→ **What you will do**: Write out every entry word for word.

[Page and application data records]
------------------------------------
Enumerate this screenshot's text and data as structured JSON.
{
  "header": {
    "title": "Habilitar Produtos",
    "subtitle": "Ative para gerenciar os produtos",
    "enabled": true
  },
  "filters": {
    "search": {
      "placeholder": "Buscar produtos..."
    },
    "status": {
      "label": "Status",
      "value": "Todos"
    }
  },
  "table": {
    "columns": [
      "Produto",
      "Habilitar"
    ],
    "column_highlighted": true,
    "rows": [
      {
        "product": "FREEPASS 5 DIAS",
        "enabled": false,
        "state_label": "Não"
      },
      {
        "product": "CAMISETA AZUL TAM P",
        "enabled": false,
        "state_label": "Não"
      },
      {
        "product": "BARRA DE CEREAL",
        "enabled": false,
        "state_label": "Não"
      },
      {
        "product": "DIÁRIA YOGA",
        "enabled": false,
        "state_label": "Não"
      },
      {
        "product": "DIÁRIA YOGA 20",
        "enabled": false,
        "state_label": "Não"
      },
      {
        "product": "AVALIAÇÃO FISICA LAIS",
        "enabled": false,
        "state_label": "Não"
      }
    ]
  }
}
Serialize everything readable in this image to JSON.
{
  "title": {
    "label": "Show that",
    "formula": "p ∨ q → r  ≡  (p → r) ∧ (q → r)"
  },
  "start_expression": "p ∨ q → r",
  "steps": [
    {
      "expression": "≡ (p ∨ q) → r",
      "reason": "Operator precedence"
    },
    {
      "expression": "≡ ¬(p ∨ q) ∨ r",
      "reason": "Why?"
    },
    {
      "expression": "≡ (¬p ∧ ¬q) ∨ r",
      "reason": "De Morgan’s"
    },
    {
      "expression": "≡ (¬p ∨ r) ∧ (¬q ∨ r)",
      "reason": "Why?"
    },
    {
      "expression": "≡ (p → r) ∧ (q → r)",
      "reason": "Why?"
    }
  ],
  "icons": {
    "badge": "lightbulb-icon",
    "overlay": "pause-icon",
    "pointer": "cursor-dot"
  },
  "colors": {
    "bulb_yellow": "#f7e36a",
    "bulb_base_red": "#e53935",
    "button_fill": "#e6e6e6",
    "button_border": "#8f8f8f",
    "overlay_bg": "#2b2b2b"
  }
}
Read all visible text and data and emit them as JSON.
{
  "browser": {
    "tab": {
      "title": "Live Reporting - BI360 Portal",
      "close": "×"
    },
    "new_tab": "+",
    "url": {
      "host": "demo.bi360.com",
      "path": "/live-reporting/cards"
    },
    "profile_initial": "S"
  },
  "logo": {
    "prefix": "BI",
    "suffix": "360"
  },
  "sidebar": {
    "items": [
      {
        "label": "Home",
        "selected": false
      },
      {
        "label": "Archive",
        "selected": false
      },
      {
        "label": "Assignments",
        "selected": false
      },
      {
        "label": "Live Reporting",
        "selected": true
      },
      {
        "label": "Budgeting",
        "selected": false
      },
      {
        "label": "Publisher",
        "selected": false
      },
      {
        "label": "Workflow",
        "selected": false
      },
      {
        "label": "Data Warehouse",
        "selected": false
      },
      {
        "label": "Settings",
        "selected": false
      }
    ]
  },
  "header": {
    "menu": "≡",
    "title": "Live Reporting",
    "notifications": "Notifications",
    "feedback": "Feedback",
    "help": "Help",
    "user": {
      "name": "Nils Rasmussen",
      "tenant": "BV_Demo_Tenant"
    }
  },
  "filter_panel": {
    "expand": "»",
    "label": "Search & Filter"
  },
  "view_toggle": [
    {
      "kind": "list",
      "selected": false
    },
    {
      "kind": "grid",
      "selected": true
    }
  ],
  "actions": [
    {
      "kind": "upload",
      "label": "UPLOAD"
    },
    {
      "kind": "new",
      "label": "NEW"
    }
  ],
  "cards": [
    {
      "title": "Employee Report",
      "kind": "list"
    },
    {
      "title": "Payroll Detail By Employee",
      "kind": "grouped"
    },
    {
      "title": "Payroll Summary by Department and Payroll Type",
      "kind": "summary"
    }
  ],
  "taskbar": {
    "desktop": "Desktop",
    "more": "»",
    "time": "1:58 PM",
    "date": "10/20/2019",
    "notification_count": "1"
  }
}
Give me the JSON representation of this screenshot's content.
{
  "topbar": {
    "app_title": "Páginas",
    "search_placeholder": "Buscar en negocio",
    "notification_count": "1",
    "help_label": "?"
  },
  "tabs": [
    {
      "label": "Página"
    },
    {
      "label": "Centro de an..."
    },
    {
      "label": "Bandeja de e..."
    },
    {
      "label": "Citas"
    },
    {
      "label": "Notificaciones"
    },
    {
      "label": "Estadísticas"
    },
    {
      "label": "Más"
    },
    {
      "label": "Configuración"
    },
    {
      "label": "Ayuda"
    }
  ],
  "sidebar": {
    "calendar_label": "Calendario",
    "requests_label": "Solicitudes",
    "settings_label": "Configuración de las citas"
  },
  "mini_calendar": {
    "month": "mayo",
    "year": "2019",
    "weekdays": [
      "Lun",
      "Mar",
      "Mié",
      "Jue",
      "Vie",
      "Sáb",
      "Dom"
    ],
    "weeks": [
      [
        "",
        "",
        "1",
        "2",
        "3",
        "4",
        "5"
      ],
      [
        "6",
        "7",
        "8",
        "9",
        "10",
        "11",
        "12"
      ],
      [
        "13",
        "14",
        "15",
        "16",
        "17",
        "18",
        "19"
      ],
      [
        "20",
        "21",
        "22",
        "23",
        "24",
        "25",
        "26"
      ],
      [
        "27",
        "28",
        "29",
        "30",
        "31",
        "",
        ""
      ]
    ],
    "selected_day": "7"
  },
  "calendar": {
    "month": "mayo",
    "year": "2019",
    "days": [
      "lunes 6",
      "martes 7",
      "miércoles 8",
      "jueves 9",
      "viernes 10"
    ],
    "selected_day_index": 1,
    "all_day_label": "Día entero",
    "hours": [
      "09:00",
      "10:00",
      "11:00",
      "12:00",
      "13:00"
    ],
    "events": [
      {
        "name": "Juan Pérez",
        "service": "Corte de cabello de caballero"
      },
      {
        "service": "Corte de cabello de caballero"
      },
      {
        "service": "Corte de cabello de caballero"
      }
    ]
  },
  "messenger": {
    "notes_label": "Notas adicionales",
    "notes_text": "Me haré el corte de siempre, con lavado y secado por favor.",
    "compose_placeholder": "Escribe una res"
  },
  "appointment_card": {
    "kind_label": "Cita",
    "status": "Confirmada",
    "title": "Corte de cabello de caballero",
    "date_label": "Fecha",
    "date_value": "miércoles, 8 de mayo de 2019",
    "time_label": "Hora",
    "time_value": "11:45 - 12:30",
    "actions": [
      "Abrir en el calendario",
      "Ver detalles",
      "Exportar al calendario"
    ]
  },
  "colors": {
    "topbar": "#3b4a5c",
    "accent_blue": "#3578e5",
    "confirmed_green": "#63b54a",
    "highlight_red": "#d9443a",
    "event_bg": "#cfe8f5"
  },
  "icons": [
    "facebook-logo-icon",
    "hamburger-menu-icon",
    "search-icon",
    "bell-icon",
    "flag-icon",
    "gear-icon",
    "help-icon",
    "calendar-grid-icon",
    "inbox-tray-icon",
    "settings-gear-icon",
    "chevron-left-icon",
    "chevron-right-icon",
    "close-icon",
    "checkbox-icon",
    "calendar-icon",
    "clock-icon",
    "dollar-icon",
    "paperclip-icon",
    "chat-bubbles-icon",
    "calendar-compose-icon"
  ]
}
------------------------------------
→ **Finished task**:
Enumerate this screenshot's text and data as structured JSON.
{
  "header": {
    "title": "Habilitar Produtos",
    "subtitle": "Ative para gerenciar os produtos",
    "enabled": true
  },
  "filters": {
    "search": {
      "placeholder": "Buscar produtos..."
    },
    "status": {
      "label": "Status",
      "value": "Todos"
    }
  },
  "table": {
    "columns": [
      "Produto",
      "Habilitar"
    ],
    "column_highlighted": true,
    "rows": [
      {
        "product": "FREEPASS 5 DIAS",
        "enabled": false,
        "state_label": "Não"
      },
      {
        "product": "CAMISETA AZUL TAM P",
        "enabled": false,
        "state_label": "Não"
      },
      {
        "product": "BARRA DE CEREAL",
        "enabled": false,
        "state_label": "Não"
      },
      {
        "product": "DIÁRIA YOGA",
        "enabled": false,
        "state_label": "Não"
      },
      {
        "product": "DIÁRIA YOGA 20",
        "enabled": false,
        "state_label": "Não"
      },
      {
        "product": "AVALIAÇÃO FISICA LAIS",
        "enabled": false,
        "state_label": "Não"
      }
    ]
  }
}
Serialize everything readable in this image to JSON.
{
  "title": {
    "label": "Show that",
    "formula": "p ∨ q → r  ≡  (p → r) ∧ (q → r)"
  },
  "start_expression": "p ∨ q → r",
  "steps": [
    {
      "expression": "≡ (p ∨ q) → r",
      "reason": "Operator precedence"
    },
    {
      "expression": "≡ ¬(p ∨ q) ∨ r",
      "reason": "Why?"
    },
    {
      "expression": "≡ (¬p ∧ ¬q) ∨ r",
      "reason": "De Morgan’s"
    },
    {
      "expression": "≡ (¬p ∨ r) ∧ (¬q ∨ r)",
      "reason": "Why?"
    },
    {
      "expression": "≡ (p → r) ∧ (q → r)",
      "reason": "Why?"
    }
  ],
  "icons": {
    "badge": "lightbulb-icon",
    "overlay": "pause-icon",
    "pointer": "cursor-dot"
  },
  "colors": {
    "bulb_yellow": "#f7e36a",
    "bulb_base_red": "#e53935",
    "button_fill": "#e6e6e6",
    "button_border": "#8f8f8f",
    "overlay_bg": "#2b2b2b"
  }
}
Read all visible text and data and emit them as JSON.
{
  "browser": {
    "tab": {
      "title": "Live Reporting - BI360 Portal",
      "close": "×"
    },
    "new_tab": "+",
    "url": {
      "host": "demo.bi360.com",
      "path": "/live-reporting/cards"
    },
    "profile_initial": "S"
  },
  "logo": {
    "prefix": "BI",
    "suffix": "360"
  },
  "sidebar": {
    "items": [
      {
        "label": "Home",
        "selected": false
      },
      {
        "label": "Archive",
        "selected": false
      },
      {
        "label": "Assignments",
        "selected": false
      },
      {
        "label": "Live Reporting",
        "selected": true
      },
      {
        "label": "Budgeting",
        "selected": false
      },
      {
        "label": "Publisher",
        "selected": false
      },
      {
        "label": "Workflow",
        "selected": false
      },
      {
        "label": "Data Warehouse",
        "selected": false
      },
      {
        "label": "Settings",
        "selected": false
      }
    ]
  },
  "header": {
    "menu": "≡",
    "title": "Live Reporting",
    "notifications": "Notifications",
    "feedback": "Feedback",
    "help": "Help",
    "user": {
      "name": "Nils Rasmussen",
      "tenant": "BV_Demo_Tenant"
    }
  },
  "filter_panel": {
    "expand": "»",
    "label": "Search & Filter"
  },
  "view_toggle": [
    {
      "kind": "list",
      "selected": false
    },
    {
      "kind": "grid",
      "selected": true
    }
  ],
  "actions": [
    {
      "kind": "upload",
      "label": "UPLOAD"
    },
    {
      "kind": "new",
      "label": "NEW"
    }
  ],
  "cards": [
    {
      "title": "Employee Report",
      "kind": "list"
    },
    {
      "title": "Payroll Detail By Employee",
      "kind": "grouped"
    },
    {
      "title": "Payroll Summary by Department and Payroll Type",
      "kind": "summary"
    }
  ],
  "taskbar": {
    "desktop": "Desktop",
    "more": "»",
    "time": "1:58 PM",
    "date": "10/20/2019",
    "notification_count": "1"
  }
}
Give me the JSON representation of this screenshot's content.
{
  "topbar": {
    "app_title": "Páginas",
    "search_placeholder": "Buscar en negocio",
    "notification_count": "1",
    "help_label": "?"
  },
  "tabs": [
    {
      "label": "Página"
    },
    {
      "label": "Centro de an..."
    },
    {
      "label": "Bandeja de e..."
    },
    {
      "label": "Citas"
    },
    {
      "label": "Notificaciones"
    },
    {
      "label": "Estadísticas"
    },
    {
      "label": "Más"
    },
    {
      "label": "Configuración"
    },
    {
      "label": "Ayuda"
    }
  ],
  "sidebar": {
    "calendar_label": "Calendario",
    "requests_label": "Solicitudes",
    "settings_label": "Configuración de las citas"
  },
  "mini_calendar": {
    "month": "mayo",
    "year": "2019",
    "weekdays": [
      "Lun",
      "Mar",
      "Mié",
      "Jue",
      "Vie",
      "Sáb",
      "Dom"
    ],
    "weeks": [
      [
        "",
        "",
        "1",
        "2",
        "3",
        "4",
        "5"
      ],
      [
        "6",
        "7",
        "8",
        "9",
        "10",
        "11",
        "12"
      ],
      [
        "13",
        "14",
        "15",
        "16",
        "17",
        "18",
        "19"
      ],
      [
        "20",
        "21",
        "22",
        "23",
        "24",
        "25",
        "26"
      ],
      [
        "27",
        "28",
        "29",
        "30",
        "31",
        "",
        ""
      ]
    ],
    "selected_day": "7"
  },
  "calendar": {
    "month": "mayo",
    "year": "2019",
    "days": [
      "lunes 6",
      "martes 7",
      "miércoles 8",
      "jueves 9",
      "viernes 10"
    ],
    "selected_day_index": 1,
    "all_day_label": "Día entero",
    "hours": [
      "09:00",
      "10:00",
      "11:00",
      "12:00",
      "13:00"
    ],
    "events": [
      {
        "name": "Juan Pérez",
        "service": "Corte de cabello de caballero"
      },
      {
        "service": "Corte de cabello de caballero"
      },
      {
        "service": "Corte de cabello de caballero"
      }
    ]
  },
  "messenger": {
    "notes_label": "Notas adicionales",
    "notes_text": "Me haré el corte de siempre, con lavado y secado por favor.",
    "compose_placeholder": "Escribe una res"
  },
  "appointment_card": {
    "kind_label": "Cita",
    "status": "Confirmada",
    "title": "Corte de cabello de caballero",
    "date_label": "Fecha",
    "date_value": "miércoles, 8 de mayo de 2019",
    "time_label": "Hora",
    "time_value": "11:45 - 12:30",
    "actions": [
      "Abrir en el calendario",
      "Ver detalles",
      "Exportar al calendario"
    ]
  },
  "colors": {
    "topbar": "#3b4a5c",
    "accent_blue": "#3578e5",
    "confirmed_green": "#63b54a",
    "highlight_red": "#d9443a",
    "event_bg": "#cfe8f5"
  },
  "icons": [
    "facebook-logo-icon",
    "hamburger-menu-icon",
    "search-icon",
    "bell-icon",
    "flag-icon",
    "gear-icon",
    "help-icon",
    "calendar-grid-icon",
    "inbox-tray-icon",
    "settings-gear-icon",
    "chevron-left-icon",
    "chevron-right-icon",
    "close-icon",
    "checkbox-icon",
    "calendar-icon",
    "clock-icon",
    "dollar-icon",
    "paperclip-icon",
    "chat-bubbles-icon",
    "calendar-compose-icon"
  ]
}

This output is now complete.